→ **Given records**
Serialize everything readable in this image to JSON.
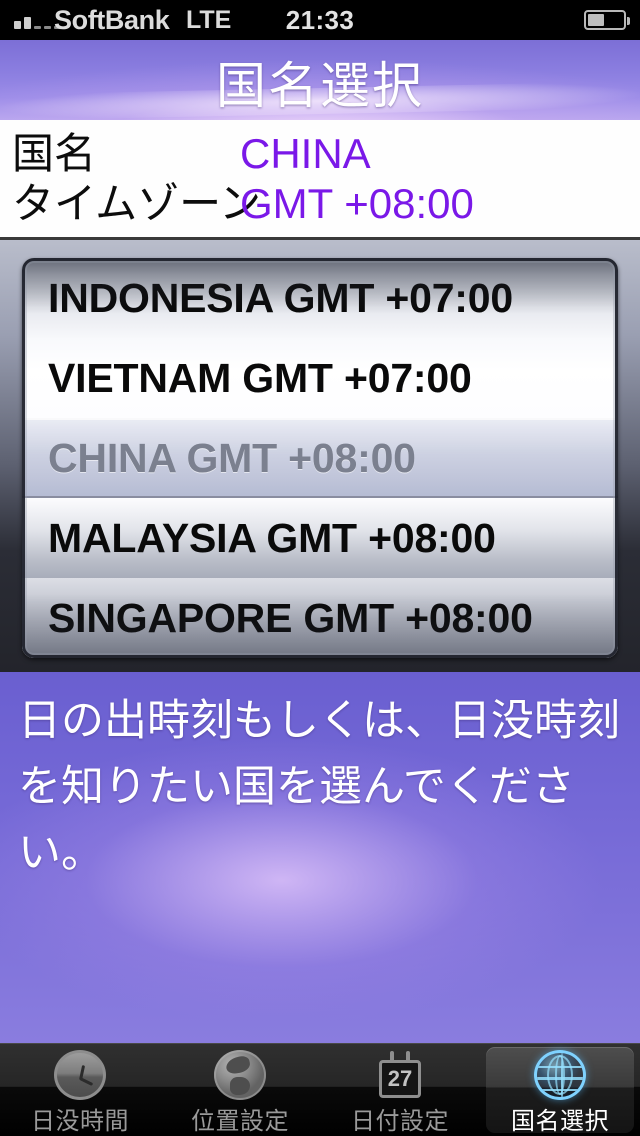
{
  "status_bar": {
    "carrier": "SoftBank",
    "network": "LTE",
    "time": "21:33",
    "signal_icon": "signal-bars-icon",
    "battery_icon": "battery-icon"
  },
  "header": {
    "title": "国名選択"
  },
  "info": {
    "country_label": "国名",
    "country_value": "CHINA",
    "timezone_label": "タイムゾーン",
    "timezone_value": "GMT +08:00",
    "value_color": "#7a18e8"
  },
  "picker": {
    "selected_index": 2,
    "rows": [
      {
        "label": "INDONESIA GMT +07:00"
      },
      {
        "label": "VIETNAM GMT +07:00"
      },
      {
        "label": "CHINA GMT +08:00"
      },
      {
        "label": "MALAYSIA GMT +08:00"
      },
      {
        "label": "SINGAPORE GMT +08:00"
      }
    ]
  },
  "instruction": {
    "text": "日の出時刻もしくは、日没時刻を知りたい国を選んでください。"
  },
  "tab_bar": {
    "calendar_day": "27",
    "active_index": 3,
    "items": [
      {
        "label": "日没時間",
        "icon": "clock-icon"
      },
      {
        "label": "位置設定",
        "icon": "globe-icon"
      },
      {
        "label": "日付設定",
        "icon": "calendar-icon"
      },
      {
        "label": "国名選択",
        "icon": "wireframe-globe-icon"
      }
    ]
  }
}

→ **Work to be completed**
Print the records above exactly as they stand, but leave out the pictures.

→ **Written reply**
Serialize everything readable in this image to JSON.
{
  "status_bar": {
    "carrier": "SoftBank",
    "network": "LTE",
    "time": "21:33",
    "signal_icon": "signal-bars-icon",
    "battery_icon": "battery-icon"
  },
  "header": {
    "title": "国名選択"
  },
  "info": {
    "country_label": "国名",
    "country_value": "CHINA",
    "timezone_label": "タイムゾーン",
    "timezone_value": "GMT +08:00",
    "value_color": "#7a18e8"
  },
  "picker": {
    "selected_index": 2,
    "rows": [
      {
        "label": "INDONESIA GMT +07:00"
      },
      {
        "label": "VIETNAM GMT +07:00"
      },
      {
        "label": "CHINA GMT +08:00"
      },
      {
        "label": "MALAYSIA GMT +08:00"
      },
      {
        "label": "SINGAPORE GMT +08:00"
      }
    ]
  },
  "instruction": {
    "text": "日の出時刻もしくは、日没時刻を知りたい国を選んでください。"
  },
  "tab_bar": {
    "calendar_day": "27",
    "active_index": 3,
    "items": [
      {
        "label": "日没時間",
        "icon": "clock-icon"
      },
      {
        "label": "位置設定",
        "icon": "globe-icon"
      },
      {
        "label": "日付設定",
        "icon": "calendar-icon"
      },
      {
        "label": "国名選択",
        "icon": "wireframe-globe-icon"
      }
    ]
  }
}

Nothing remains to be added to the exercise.